    In finance, the yield curve is the relation between the interest rate (or cost of borrowing) and the time to maturity of the debt for a given borrower in a given currency.

    For example, the current U.S. dollar interest rates paid on U.S. Treasury securities for various maturities are closely watched by many traders, and are commonly plotted on a graph informally called the ‘yield curve’ which is depicted in the previous slide.

    So what is ‘yield’? The yield of a debt instrument is the annualized percentage increase in the value of the investment. For instance, a bank account that pays an interest rate of 4% per year has a 4% yield.

    In general, The percentage per year that can be earned is dependent on the length of time that the money is invested. This earning for having invested your money in a particular investment instrument is called as ‘yield’. Also, it is important to understand that the yield is not directly proportional to the length of the investment. ( It is not a straight line relationship)

    So what are the uses of the Yield Curve?

    Yield curves are used by fixed income analysts, who analyze bonds and related securities, to understand conditions in financial markets and to seek trading opportunities.

    Economists use the curves to understand economic conditions.

    The yield curve function Y is actually only known with certainty for a few specific maturity dates. The other maturities are calculated by interpolation.

    The typical shape of a Yield Curve



    Yield curves are usually upward sloping i.e. the longer the maturity, the higher the yield, with diminishing marginal growth (which means that after a point every increase in duration will bring lesser incremental return).
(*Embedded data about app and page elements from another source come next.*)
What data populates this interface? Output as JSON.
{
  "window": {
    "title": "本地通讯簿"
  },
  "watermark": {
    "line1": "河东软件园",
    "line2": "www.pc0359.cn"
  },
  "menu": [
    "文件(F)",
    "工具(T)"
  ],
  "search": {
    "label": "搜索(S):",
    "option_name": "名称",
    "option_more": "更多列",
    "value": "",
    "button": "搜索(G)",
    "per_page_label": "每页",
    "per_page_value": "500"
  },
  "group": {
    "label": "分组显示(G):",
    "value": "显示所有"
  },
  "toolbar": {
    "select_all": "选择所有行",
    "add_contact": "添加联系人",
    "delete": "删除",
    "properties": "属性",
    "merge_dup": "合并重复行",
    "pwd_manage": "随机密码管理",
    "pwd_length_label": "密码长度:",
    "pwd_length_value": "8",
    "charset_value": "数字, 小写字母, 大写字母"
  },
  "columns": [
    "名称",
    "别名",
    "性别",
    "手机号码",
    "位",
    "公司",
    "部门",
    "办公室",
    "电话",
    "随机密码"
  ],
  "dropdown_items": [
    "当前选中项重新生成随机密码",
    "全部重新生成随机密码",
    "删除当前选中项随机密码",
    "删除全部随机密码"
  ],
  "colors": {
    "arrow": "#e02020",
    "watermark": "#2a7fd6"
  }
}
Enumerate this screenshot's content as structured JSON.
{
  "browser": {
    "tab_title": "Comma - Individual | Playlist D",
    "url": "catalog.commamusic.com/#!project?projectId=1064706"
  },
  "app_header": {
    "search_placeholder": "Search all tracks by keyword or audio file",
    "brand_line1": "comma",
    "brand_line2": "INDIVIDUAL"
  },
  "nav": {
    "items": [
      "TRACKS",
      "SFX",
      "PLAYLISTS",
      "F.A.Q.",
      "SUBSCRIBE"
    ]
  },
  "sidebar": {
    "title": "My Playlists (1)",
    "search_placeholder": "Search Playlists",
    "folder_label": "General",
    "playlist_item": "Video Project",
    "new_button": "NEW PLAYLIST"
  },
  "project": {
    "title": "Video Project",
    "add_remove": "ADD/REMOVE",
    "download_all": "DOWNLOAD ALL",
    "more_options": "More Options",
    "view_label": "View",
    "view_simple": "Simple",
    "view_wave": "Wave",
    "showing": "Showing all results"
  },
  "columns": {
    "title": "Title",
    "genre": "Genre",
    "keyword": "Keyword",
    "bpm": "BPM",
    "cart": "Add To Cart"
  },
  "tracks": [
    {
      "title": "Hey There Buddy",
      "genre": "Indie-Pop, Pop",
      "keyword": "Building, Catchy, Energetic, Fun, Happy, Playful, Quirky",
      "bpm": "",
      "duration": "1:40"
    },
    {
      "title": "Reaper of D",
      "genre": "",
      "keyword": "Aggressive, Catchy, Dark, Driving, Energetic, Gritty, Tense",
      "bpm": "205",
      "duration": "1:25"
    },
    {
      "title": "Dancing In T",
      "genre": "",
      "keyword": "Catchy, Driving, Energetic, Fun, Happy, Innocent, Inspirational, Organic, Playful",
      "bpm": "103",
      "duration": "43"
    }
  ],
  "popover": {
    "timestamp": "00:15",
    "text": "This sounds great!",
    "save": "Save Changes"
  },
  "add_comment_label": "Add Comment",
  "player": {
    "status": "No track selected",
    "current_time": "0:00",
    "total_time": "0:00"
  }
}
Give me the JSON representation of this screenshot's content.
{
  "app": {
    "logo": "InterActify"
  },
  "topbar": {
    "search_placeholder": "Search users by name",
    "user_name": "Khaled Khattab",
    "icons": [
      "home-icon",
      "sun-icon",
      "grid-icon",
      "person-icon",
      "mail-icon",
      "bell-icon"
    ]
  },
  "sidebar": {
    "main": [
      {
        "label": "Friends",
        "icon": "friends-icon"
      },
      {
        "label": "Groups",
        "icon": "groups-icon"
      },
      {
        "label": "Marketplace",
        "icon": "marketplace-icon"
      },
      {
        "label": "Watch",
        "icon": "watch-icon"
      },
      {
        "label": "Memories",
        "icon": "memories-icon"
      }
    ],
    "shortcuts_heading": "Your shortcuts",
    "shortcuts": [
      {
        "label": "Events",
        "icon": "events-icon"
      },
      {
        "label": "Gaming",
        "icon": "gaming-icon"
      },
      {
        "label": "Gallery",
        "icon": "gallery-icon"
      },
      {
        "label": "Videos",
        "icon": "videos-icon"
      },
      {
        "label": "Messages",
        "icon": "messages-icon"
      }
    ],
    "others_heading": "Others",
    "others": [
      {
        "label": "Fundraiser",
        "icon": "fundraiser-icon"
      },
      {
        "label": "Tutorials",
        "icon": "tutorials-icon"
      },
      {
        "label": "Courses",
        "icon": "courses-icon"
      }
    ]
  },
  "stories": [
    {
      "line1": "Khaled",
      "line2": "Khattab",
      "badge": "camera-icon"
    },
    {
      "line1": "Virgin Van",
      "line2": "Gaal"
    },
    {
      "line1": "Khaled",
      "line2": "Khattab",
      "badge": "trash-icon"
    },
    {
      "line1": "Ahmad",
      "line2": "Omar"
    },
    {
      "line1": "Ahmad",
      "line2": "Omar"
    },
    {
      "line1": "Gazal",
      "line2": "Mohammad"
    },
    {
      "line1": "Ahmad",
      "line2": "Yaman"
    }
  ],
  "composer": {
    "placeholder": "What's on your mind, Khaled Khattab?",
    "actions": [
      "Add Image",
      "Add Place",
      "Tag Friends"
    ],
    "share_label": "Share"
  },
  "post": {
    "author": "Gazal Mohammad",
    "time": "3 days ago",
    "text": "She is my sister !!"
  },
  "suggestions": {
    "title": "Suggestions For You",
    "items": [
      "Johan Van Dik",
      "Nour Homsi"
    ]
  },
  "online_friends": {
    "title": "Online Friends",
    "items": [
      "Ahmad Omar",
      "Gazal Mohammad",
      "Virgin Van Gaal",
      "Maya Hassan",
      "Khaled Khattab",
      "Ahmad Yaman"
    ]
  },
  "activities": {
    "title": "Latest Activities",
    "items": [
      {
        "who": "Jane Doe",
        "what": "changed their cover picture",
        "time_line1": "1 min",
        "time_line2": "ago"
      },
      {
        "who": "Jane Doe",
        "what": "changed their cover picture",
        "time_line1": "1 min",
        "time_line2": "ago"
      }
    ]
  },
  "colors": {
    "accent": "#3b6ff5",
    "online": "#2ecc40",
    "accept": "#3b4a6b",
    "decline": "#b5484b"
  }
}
    This is because It is easier to predict the near term as against the long term. Hence, short term papers are usually held by the investor till its maturity. And long term instruments are usually traded in the market as their returns get affected by changes in interest rates, which occur regularly in an economy.

    The yield curve can also be flat or even concave in shape where the short term yield is seen to be more than than the long term yield.

    This is being witnessed currently wherein overnight interest rates (call money rates) soared due to the liquidity crunch.

    Yield curves move on a daily basis, reflecting the market's reaction to news. (source: Tata Mutual Fund)

  3. Yield Gap

    Yield gap is the ratio of the dividend yield of an equity and the yield of a long-term government bond. Typically equities have a higher yield (as a percentage of the market price of the equity thus reflecting the higher risk of holding an equity.

    yield gap

    The purpose of calculating the yield gap is to assess whether the equity is over or under priced as compared to bonds. For a given equity, the following cases may be considered:

    • If the yield gap is numerically small, then equity yield is lower than bond yield implying that the equity is overpriced.

    • If the yield gap is numerically large, then equity yield is higher than bond yield implying that the equity is cheap.